An interesting consequence is the following (tight) approximation for the $\text{erfc}$ function:

$$\text{erfc}(z)=\frac{2e^{-z^2}}{\pi}\int_{0}^{+\infty}\frac{e^{-z^2 x^2}}{x^2+1}\,dx\leq \frac{2e^{-z^2}}{\pi}\int_{0}^{+\infty}\frac{dx}{(x^2+1)(x^2 z^2+1)}=\frac{1}{(1+z)e^{z^2}}.$$

• You always was generous with your answers in this site MSE. My vote is $A^{A^{+}}$, thanks from all users! – user243301 Oct 18 '16 at 14:37
• Thanks @Jack D'Aurizio.

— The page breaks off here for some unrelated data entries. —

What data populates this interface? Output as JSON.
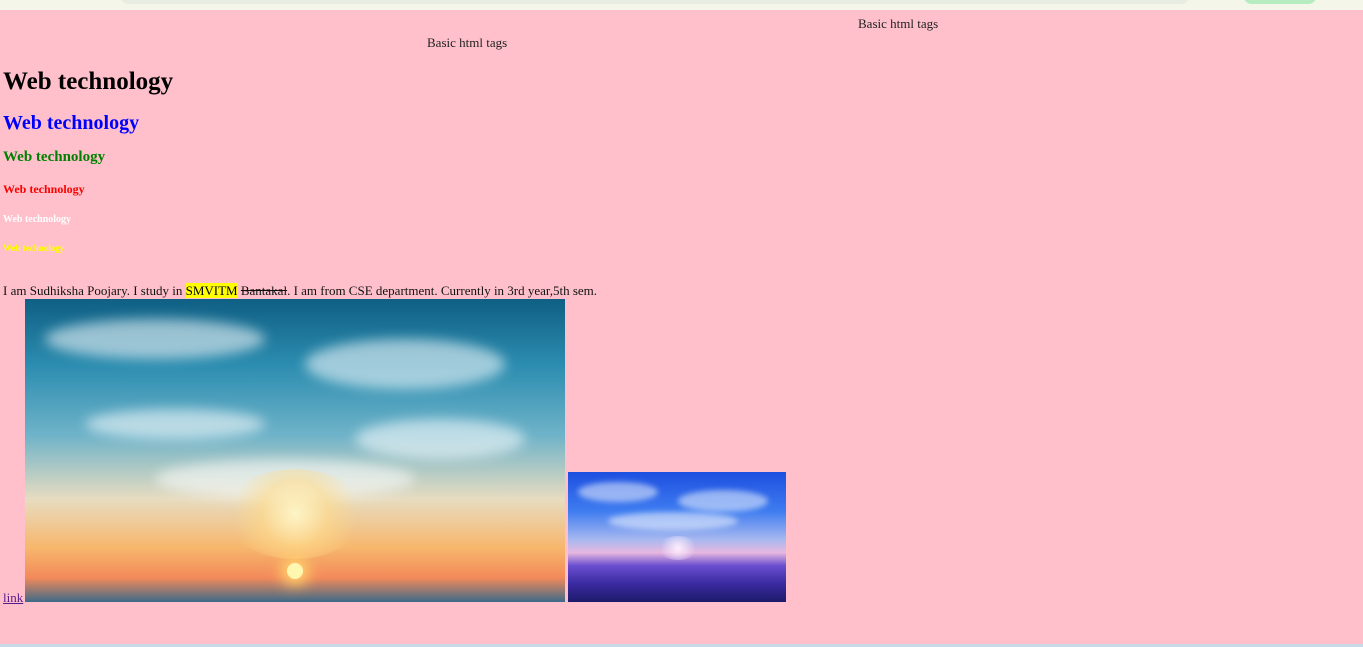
{
  "marquee": {
    "top_text": "Basic html tags",
    "second_text": "Basic html tags"
  },
  "headings": {
    "h1": "Web technology",
    "h2": "Web technology",
    "h3": "Web technology",
    "h4": "Web technology",
    "h5": "Web technology",
    "h6": "Web technology"
  },
  "paragraph": {
    "before": "I am Sudhiksha Poojary. I study in ",
    "highlighted": "SMVITM",
    "struck": "Bantakal",
    "after": ". I am from CSE department. Currently in 3rd year,5th sem."
  },
  "link": {
    "label": "link"
  },
  "colors": {
    "page_background": "#ffc0cb",
    "h1": "#000000",
    "h2": "#0000ff",
    "h3": "#008000",
    "h4": "#ff0000",
    "h5": "#ffffff",
    "h6": "#ffff00",
    "highlight": "#ffff00",
    "link": "#551a8b"
  }
}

I expanded your solution and added it to the question. – poweierstrass Oct 20 '16 at 0:00

Assuming $z>0$,

\begin{align}\int_{0}^{\infty} \frac{e^{-z^{2}x^{2}}}{1+x^{2}} \, dx &= \int_{0}^{\infty}e^{-z^{2}x^{2}} \int_{0}^{\infty}e^{-t(1+x^{2})} \, dt \, dx \\ &= \int_{0}^{\infty} e^{-t} \int_{0}^{\infty}e^{-(z^{2}+t)x^{2}} \, dx \, dt \tag{1}\\ &= \frac{\sqrt{\pi}}{2}\int_{0}^{\infty} \frac{e^{-t}}{\sqrt{z^{2}+t}} \, dt \tag{2}\\ &= \frac{\sqrt{\pi}}{2} \, e^{z^{2}}\int_{z^{2}}^{\infty}\frac{e^{-u}}{\sqrt{u}} \, du \\ &= \sqrt{\pi} \, e^{z^{2}} \int_{z}^{\infty} e^{-w^{2}} \, dw \\ &= \frac{\pi}{2} \, e^{z^{2}}\operatorname{erfc}(z) \end{align}

$(1)$ Tonelli's theorem

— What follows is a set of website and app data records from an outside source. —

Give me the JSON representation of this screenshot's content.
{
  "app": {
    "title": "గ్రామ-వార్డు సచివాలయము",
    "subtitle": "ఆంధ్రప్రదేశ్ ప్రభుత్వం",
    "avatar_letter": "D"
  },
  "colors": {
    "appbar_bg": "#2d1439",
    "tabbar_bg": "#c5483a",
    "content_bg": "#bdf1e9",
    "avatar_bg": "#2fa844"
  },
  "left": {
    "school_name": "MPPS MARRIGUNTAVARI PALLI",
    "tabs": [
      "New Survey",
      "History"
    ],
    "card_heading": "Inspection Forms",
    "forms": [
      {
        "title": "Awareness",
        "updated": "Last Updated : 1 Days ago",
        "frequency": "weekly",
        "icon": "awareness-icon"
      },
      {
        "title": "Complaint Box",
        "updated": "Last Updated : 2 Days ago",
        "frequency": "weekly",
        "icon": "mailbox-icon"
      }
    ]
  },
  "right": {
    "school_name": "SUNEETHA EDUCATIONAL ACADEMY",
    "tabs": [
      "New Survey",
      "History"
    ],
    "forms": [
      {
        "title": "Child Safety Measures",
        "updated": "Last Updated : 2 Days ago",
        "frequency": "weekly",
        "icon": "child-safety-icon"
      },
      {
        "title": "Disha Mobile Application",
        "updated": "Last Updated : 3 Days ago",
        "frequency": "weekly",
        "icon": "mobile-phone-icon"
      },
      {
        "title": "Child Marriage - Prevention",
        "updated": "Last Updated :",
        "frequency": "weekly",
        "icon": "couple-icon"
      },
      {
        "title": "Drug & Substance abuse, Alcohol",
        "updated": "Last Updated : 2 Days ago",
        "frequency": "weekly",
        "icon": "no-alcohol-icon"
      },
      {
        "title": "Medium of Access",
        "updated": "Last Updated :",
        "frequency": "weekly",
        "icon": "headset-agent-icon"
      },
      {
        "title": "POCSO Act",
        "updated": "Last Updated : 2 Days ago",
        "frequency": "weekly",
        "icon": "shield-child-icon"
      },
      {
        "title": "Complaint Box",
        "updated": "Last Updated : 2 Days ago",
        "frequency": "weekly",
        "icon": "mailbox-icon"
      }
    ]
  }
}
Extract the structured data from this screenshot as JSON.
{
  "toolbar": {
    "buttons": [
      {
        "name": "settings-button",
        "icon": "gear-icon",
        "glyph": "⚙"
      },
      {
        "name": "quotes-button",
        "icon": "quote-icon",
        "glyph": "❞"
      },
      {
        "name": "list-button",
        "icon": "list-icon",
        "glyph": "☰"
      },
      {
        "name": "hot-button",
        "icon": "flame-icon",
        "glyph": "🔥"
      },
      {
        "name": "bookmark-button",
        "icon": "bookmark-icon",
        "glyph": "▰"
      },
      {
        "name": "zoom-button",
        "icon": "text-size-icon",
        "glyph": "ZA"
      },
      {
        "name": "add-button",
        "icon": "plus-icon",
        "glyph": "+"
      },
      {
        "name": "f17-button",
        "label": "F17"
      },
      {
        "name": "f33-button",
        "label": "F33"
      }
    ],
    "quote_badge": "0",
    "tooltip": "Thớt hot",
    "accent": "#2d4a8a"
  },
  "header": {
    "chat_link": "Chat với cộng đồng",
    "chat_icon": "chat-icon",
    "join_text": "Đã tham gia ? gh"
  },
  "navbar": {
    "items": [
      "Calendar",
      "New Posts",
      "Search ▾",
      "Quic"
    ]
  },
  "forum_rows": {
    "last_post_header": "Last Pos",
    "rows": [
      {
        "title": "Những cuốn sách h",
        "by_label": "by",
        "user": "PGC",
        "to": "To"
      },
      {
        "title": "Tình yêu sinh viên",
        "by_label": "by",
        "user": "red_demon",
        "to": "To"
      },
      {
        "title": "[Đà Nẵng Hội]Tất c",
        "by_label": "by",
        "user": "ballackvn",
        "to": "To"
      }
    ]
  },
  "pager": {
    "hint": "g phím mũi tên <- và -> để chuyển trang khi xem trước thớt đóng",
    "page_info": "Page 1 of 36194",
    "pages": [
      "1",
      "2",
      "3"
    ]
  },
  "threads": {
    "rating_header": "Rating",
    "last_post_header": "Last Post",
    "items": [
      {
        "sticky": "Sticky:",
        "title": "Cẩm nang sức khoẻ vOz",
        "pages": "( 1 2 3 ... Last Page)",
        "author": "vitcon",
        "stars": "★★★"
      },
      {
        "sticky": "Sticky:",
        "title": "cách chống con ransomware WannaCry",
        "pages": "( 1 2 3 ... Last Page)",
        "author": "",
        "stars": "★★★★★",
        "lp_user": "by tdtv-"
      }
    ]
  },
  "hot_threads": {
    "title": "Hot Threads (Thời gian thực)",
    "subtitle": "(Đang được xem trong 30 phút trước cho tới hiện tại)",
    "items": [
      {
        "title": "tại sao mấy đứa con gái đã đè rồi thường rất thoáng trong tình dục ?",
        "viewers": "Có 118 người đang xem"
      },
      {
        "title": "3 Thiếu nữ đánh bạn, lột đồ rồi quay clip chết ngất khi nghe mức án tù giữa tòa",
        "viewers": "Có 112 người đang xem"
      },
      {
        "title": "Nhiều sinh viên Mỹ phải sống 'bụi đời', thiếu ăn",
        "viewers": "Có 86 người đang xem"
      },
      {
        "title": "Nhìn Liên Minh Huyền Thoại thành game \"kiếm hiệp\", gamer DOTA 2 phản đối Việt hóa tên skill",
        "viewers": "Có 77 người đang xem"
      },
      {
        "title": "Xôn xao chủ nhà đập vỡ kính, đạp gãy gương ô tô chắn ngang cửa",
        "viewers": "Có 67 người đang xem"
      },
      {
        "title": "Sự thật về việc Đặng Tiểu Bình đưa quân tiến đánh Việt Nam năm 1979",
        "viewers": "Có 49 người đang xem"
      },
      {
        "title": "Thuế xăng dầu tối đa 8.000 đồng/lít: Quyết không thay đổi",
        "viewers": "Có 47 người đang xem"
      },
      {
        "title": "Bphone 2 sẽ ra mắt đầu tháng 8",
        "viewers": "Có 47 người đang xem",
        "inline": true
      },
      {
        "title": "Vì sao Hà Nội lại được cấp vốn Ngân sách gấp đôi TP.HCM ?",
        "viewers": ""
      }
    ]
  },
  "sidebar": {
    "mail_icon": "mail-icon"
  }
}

$(2)$ $\int_{0}^{\infty} e^{-ax^{2}} \, dx = \frac{\sqrt{\pi}}{2} \frac{1}{\sqrt{a}}$ for $a>0$

$(3)$ Let $u = z^{2}+t$.

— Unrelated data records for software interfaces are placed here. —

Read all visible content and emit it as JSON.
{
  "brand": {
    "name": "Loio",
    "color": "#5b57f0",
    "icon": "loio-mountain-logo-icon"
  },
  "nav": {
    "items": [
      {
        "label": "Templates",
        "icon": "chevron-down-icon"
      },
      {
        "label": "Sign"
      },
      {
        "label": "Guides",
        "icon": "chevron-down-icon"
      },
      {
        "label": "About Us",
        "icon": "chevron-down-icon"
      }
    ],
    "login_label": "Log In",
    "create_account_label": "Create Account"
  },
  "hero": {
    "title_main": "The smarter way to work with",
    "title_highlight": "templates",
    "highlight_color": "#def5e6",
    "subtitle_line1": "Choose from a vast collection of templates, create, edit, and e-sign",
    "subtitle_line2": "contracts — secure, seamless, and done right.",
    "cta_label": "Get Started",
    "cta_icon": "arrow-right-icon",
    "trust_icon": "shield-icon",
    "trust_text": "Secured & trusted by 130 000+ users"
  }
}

$(4)$ Let $w=\sqrt{u}$.

• Excellent. Your initial substitution is exactly what I was seeking. – poweierstrass Oct 20 '16 at 10:49